Harford County Executive Barry Glassman plans to ask the County Council for authority to "reallocate" a portion of the county's property recordation tax revenue.

A resolution to authorize the reallocation is set to be introduced to the council at its legislative session Tuesday night, but the administration is being tight-lipped about the exact nature of the change.


On Friday, Cindy Mumby, the administration's chief spokesperson, declined to discuss specifics of the resolution prior to its introduction, saying only that a full presentation would be given to council members Tuesday night.

The tax is collected on deeds of sale or deeds of trust when such transactions are filed at the courthouse. The rate is $6.60 for each $1,000 of consideration. On the purchase of a $300,000 home, which has become the norm in Harford, the tax due would be $1,980.

State law dedicates $4.40 of the Harford recordation tax for paying off bonds used to build public schools or for other school construction related expenses, while $1.10 is dedicated to buying parkland or developing recreation facilities. Those requirements have been in effect since 1959, prior to the county receiving home rule in 1972, and thus both levies are part of the Maryland Annotated Code.

In the early 1980s, the County Council added an additional $1.10 to the tax rate to repay water and sewer bond debt at a time when the water and sewer system was in a big financial hole.

It is not clear what part of the tax Glassman may be attempting to reallocate.

During the 2013-14 fiscal year, the county received $1,767,810 in recordation taxes dedicated to the water and sewer system debt, according to the annual report.

Overall, the county received about $10.6 million from the recordation tax, which is highly sensitive to conditions in the local real estate market, as these taxes are considered part of closing costs on property transactions.
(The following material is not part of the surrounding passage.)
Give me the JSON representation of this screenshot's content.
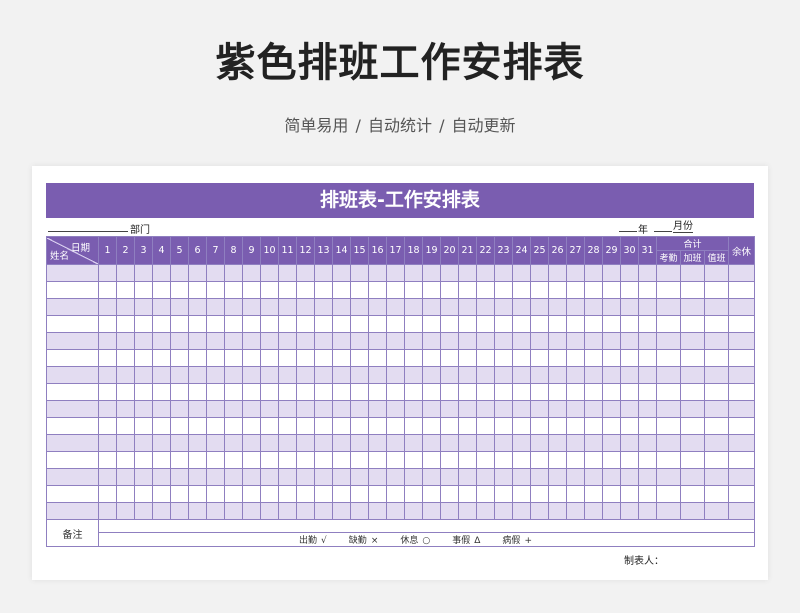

Harford also charges a property transfer tax of 1 percent of the consideration on a deed or deed of trust, or $300 on a $300,000 home. Under county law, half of the transfer tax revenue is allocated to public school construction and half to agricultural preservation.
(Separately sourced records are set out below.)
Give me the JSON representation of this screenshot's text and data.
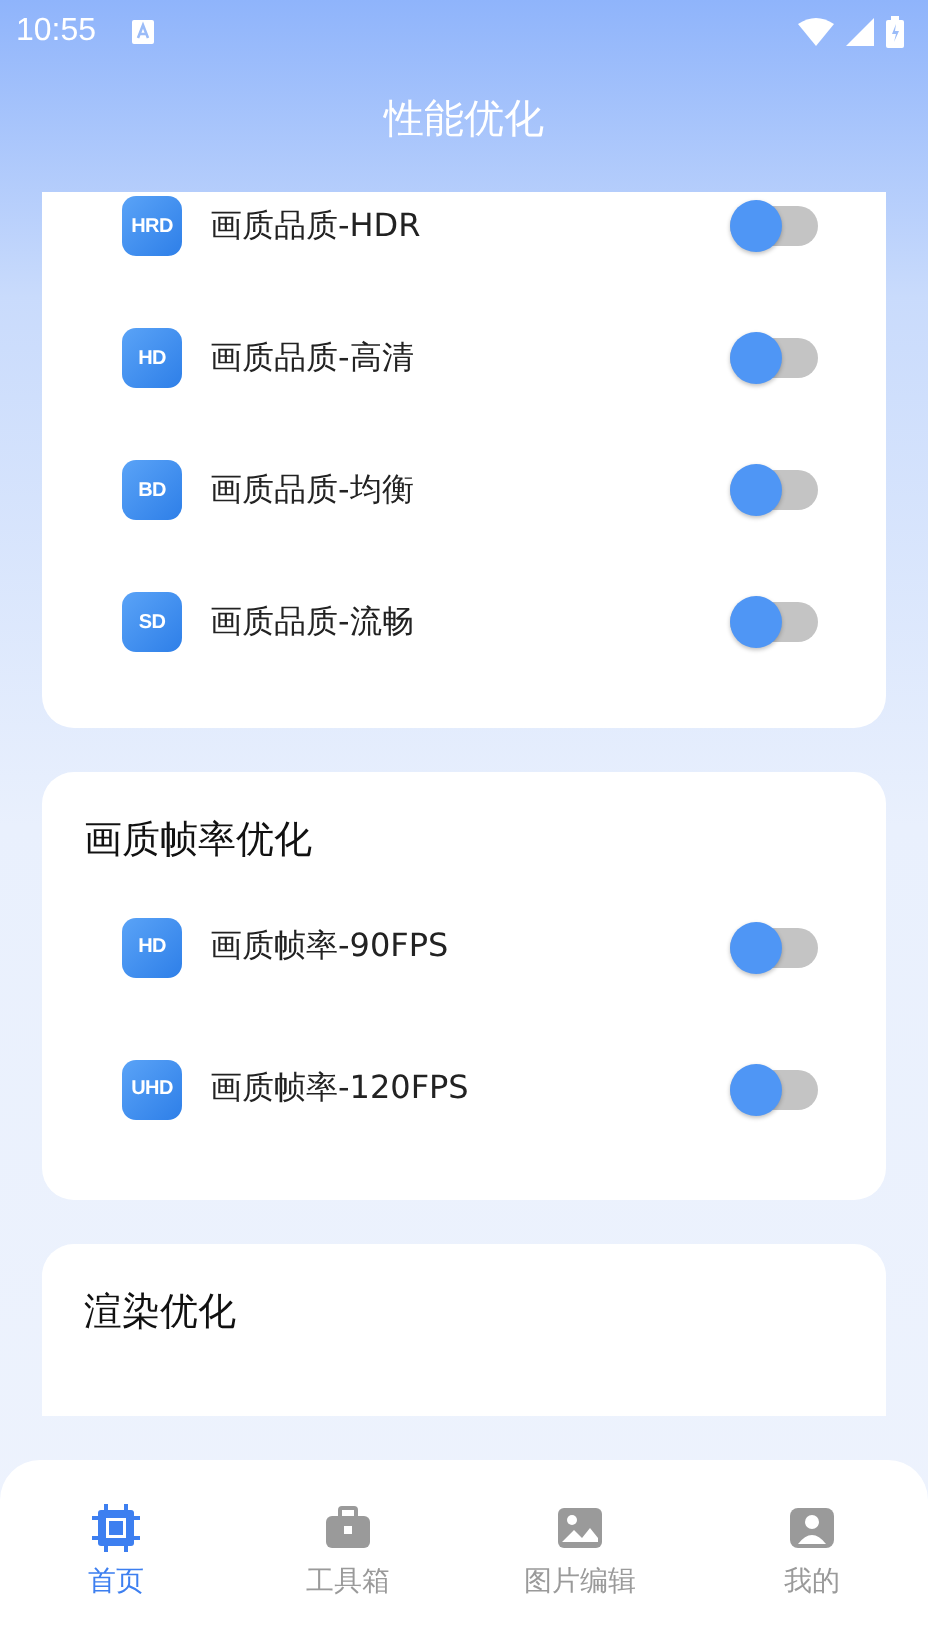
{
  "status_bar": {
    "time": "10:55"
  },
  "header": {
    "title": "性能优化"
  },
  "sections": [
    {
      "items": [
        {
          "badge": "HRD",
          "label": "画质品质-HDR",
          "on": false
        },
        {
          "badge": "HD",
          "label": "画质品质-高清",
          "on": false
        },
        {
          "badge": "BD",
          "label": "画质品质-均衡",
          "on": false
        },
        {
          "badge": "SD",
          "label": "画质品质-流畅",
          "on": false
        }
      ]
    },
    {
      "title": "画质帧率优化",
      "items": [
        {
          "badge": "HD",
          "label": "画质帧率-90FPS",
          "on": false
        },
        {
          "badge": "UHD",
          "label": "画质帧率-120FPS",
          "on": false
        }
      ]
    },
    {
      "title": "渲染优化"
    }
  ],
  "bottom_nav": [
    {
      "kind": "chip",
      "label": "首页",
      "selected": true
    },
    {
      "kind": "toolbox",
      "label": "工具箱",
      "selected": false
    },
    {
      "kind": "image",
      "label": "图片编辑",
      "selected": false
    },
    {
      "kind": "person",
      "label": "我的",
      "selected": false
    }
  ]
}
Glassman has been trying to identify revenue and potential savings in the budget that can be used to fund raises for county and school system employees.

He previously received County Council authorization to offer an early retirement incentive to some of the county's senior employees, a plan geared to trimming the county government's workforce, which numbers about 990 full-time positions.

Although the stated goal of the retirement incentive is to get 100 participants out of some 250 who are eligible, sources close to the administration have said they want to eventually eliminate upward of 300 positions, as many through the incentive and normal attrition as possible.

The administration is also believed to be looking at the potential privatization of some county services, in particular solid waste management and building security, as a means of saving on operational and direct employee costs.